[Opening STUDY MATERIAL section]
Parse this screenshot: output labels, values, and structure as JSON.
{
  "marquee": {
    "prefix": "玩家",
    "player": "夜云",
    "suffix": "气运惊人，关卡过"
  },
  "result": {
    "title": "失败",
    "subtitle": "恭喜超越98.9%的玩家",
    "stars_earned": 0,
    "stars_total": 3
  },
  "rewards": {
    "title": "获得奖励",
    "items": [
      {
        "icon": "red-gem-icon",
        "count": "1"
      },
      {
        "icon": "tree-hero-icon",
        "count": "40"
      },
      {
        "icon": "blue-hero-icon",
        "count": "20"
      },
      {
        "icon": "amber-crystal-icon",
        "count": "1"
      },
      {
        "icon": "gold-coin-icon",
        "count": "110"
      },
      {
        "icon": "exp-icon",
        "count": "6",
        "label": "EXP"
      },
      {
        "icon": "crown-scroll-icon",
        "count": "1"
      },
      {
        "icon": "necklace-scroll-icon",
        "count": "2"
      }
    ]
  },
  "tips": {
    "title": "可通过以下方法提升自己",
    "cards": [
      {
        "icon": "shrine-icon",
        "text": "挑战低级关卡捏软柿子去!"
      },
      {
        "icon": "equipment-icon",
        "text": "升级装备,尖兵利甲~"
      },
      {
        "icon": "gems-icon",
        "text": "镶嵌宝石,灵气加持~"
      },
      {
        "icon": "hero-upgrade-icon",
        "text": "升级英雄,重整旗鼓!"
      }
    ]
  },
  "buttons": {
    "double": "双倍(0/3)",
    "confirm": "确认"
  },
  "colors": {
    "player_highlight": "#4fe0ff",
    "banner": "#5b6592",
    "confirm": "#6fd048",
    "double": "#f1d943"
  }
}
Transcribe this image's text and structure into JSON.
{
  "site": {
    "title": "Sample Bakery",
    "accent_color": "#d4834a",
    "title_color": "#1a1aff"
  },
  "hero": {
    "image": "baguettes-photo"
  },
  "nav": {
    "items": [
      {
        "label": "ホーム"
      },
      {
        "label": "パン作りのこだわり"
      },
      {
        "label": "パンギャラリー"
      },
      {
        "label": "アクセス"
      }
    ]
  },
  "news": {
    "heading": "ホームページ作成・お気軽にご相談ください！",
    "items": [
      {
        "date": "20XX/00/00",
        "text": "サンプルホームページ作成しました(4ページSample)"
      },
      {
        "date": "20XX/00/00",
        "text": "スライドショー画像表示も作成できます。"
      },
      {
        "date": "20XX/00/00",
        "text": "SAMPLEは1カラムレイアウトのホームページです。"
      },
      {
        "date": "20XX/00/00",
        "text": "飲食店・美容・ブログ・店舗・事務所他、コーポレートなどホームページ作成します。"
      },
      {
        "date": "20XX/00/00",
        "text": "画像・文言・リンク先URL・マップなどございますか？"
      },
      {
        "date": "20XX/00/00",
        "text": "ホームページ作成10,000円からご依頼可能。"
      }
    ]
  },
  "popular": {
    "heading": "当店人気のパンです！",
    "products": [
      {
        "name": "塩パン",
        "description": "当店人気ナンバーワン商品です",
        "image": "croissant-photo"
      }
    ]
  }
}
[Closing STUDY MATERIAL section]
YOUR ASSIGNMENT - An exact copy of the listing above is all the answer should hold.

SOLUTION FOR THIS PROBLEM -
Parse this screenshot: output labels, values, and structure as JSON.
{
  "marquee": {
    "prefix": "玩家",
    "player": "夜云",
    "suffix": "气运惊人，关卡过"
  },
  "result": {
    "title": "失败",
    "subtitle": "恭喜超越98.9%的玩家",
    "stars_earned": 0,
    "stars_total": 3
  },
  "rewards": {
    "title": "获得奖励",
    "items": [
      {
        "icon": "red-gem-icon",
        "count": "1"
      },
      {
        "icon": "tree-hero-icon",
        "count": "40"
      },
      {
        "icon": "blue-hero-icon",
        "count": "20"
      },
      {
        "icon": "amber-crystal-icon",
        "count": "1"
      },
      {
        "icon": "gold-coin-icon",
        "count": "110"
      },
      {
        "icon": "exp-icon",
        "count": "6",
        "label": "EXP"
      },
      {
        "icon": "crown-scroll-icon",
        "count": "1"
      },
      {
        "icon": "necklace-scroll-icon",
        "count": "2"
      }
    ]
  },
  "tips": {
    "title": "可通过以下方法提升自己",
    "cards": [
      {
        "icon": "shrine-icon",
        "text": "挑战低级关卡捏软柿子去!"
      },
      {
        "icon": "equipment-icon",
        "text": "升级装备,尖兵利甲~"
      },
      {
        "icon": "gems-icon",
        "text": "镶嵌宝石,灵气加持~"
      },
      {
        "icon": "hero-upgrade-icon",
        "text": "升级英雄,重整旗鼓!"
      }
    ]
  },
  "buttons": {
    "double": "双倍(0/3)",
    "confirm": "确认"
  },
  "colors": {
    "player_highlight": "#4fe0ff",
    "banner": "#5b6592",
    "confirm": "#6fd048",
    "double": "#f1d943"
  }
}
Transcribe this image's text and structure into JSON.
{
  "site": {
    "title": "Sample Bakery",
    "accent_color": "#d4834a",
    "title_color": "#1a1aff"
  },
  "hero": {
    "image": "baguettes-photo"
  },
  "nav": {
    "items": [
      {
        "label": "ホーム"
      },
      {
        "label": "パン作りのこだわり"
      },
      {
        "label": "パンギャラリー"
      },
      {
        "label": "アクセス"
      }
    ]
  },
  "news": {
    "heading": "ホームページ作成・お気軽にご相談ください！",
    "items": [
      {
        "date": "20XX/00/00",
        "text": "サンプルホームページ作成しました(4ページSample)"
      },
      {
        "date": "20XX/00/00",
        "text": "スライドショー画像表示も作成できます。"
      },
      {
        "date": "20XX/00/00",
        "text": "SAMPLEは1カラムレイアウトのホームページです。"
      },
      {
        "date": "20XX/00/00",
        "text": "飲食店・美容・ブログ・店舗・事務所他、コーポレートなどホームページ作成します。"
      },
      {
        "date": "20XX/00/00",
        "text": "画像・文言・リンク先URL・マップなどございますか？"
      },
      {
        "date": "20XX/00/00",
        "text": "ホームページ作成10,000円からご依頼可能。"
      }
    ]
  },
  "popular": {
    "heading": "当店人気のパンです！",
    "products": [
      {
        "name": "塩パン",
        "description": "当店人気ナンバーワン商品です",
        "image": "croissant-photo"
      }
    ]
  }
}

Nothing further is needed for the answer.